Making a flamboyant arrival in a flurry of dry ice, the sashimi moriawase (AU$70 for 20 pieces) was next to grace the table. The thick, expertly sliced pieces of raw tuna, salmon, kingfish, snapper, grouper, john dory and cuttlefish were as fresh and tasty as you could want. The dipping sauces (yuzu, miso, tosazu and dried tuna) provided a lovely accompaniment – but nothing beats a dab of wasabi and a slick of soy in my books.
My only complaint is that I did silently miss a little contribution from the shellfish family. But that being said, who am I to complain when the reality is that in London it is a struggle to find fish half this fresh – not to mention the general lack of selection and the fact that mackerel so often makes a guest appearance on sashimi platters served across town.
I remain unconvinced that the presentation was entirely necessary…but it looked cool, so I guess I was sold at some point.
Tuna tataki (AU$24) was up next, with lightly seared tuna resting on a well-balanced bed of tosazu leek sauce and surrounded by a nest of edible flowers, micro herbs, asparagus, enoki mushrooms and (I think) batons of pickled celery. It was an interesting play on textures and tasted really good…but it did not necessarily leave me wanting more. Call me boring, but I prefer more traditional styles of tataki.
Papa Bear is a mushroom fanatic, so the king browns with truffle poke and lime (AU$14) were a must order (see! I know how to compromise). With the hint of bitter char from the grill, these were supple and carried big earthy flavours, which were cut nicely by a touch of citrus. Really good.
Asking our friendly waiter if there is anything vital on the menu that we had missed, he promptly recommended that we order the caramelised miso toothfish with tomato and cucumber salsa (AU$38). I am so glad he did! Sweet, salty, succulent, buttery and satisfyingly flaky, this beautiful rendition of that ubiquitous Japanese restaurant menu staple (read: ‘miso-marinated black cod’) blew a good handful of its cousins right out of the water.
In a mad panic that we might conclude our meal without a single bite of sushi, we (/I) ordered two serves of the seared salmon nigiri (AU$9.50 for two pieces) with spicy daikon radish, yukari and tosazu. Not exactly traditional – but definitely delicious.
My non-existent sweet tooth is derived from Mumford…but Papa Bear can never go past dessert. We settled on the two specials of the evening: matcha fondant with chocolate ice cream and calpis pannacotta served with summer berries and lychee sorbet (both AU$14). The Parents preferred the refreshing pannacotta, whereas I – forever a sucker for matcha anything – preferred the gooey-centred fondant. Both were good.
The one negative remark I will make involves the setting. I cannot comment on the immediate dining space, which was visually beautiful and carried an elegant Japanese touch. However, the direct view of the gaming floor below from the open balcony – coupled with the somewhat garish lighting that intermittently transitioned across the seven colours of the rainbow – left a lot to be desired.
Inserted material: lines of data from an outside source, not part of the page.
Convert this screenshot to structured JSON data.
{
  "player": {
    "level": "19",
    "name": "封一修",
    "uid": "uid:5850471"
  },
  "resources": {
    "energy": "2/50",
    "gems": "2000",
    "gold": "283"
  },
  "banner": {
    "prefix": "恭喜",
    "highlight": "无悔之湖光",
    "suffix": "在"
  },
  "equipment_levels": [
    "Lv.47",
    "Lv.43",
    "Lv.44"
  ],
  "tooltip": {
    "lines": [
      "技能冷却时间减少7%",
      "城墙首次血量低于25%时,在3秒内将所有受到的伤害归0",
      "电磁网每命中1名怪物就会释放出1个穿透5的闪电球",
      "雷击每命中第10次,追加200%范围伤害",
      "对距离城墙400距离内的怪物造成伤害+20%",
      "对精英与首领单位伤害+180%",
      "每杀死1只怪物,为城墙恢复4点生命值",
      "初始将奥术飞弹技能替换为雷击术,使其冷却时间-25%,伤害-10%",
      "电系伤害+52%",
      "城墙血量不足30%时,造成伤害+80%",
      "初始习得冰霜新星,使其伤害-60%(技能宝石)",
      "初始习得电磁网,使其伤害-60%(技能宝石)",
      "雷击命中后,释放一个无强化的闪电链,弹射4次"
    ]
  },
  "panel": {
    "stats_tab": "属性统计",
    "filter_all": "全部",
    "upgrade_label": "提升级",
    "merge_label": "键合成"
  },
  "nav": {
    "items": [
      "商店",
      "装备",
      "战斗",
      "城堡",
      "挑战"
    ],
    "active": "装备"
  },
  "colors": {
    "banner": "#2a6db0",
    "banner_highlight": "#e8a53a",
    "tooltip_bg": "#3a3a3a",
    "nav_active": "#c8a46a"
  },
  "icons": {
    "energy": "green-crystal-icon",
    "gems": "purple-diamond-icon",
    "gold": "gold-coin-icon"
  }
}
Yes, Kiyomi does reside within a casino and it can hardly be expected that one can be removed from the scene completely. However, a growing number of restaurants have established themselves within a similar atmosphere (think: every.restaurant.in.Las.Vegas) and successfully managed to distance themselves from the true nature of the venue. It left me wondering why this was not the case here.
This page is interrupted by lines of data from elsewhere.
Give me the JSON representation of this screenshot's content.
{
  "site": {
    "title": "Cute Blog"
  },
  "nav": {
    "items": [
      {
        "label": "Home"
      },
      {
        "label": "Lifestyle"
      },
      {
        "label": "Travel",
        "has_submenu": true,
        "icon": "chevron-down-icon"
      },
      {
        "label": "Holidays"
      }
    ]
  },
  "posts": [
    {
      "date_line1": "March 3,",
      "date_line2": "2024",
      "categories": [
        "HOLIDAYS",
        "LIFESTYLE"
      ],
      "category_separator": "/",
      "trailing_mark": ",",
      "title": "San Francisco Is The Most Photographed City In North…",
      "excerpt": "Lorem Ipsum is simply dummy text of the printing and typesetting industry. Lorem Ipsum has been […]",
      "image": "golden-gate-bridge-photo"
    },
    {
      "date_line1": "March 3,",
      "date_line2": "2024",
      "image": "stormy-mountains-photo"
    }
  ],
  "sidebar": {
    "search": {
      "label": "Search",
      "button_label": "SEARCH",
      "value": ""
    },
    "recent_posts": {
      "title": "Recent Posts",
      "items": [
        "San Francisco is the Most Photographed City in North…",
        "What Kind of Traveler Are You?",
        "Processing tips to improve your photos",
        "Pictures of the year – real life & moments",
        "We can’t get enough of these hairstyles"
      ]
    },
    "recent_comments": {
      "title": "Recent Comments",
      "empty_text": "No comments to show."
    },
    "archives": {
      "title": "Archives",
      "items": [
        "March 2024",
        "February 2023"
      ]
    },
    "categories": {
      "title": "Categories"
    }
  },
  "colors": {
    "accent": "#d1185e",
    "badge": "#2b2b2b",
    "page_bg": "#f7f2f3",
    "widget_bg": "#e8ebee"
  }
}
Nevertheless, this is Japanese with a modern twist done really well and I thoroughly enjoyed our meal at Kiyomi. I really wish we had more places like this in the UK to choose from! It reminded me of what I am truly missing – that being, the absolute ease of finding great Japanese food, as well as the simplicity of booking in dinner and roping The Parents along whenever I need a good bitch. It was good to be home.
Casino Drive, Broadbeach Island
Broadbeach, QLD, 4218
T: +61 2 5592 8100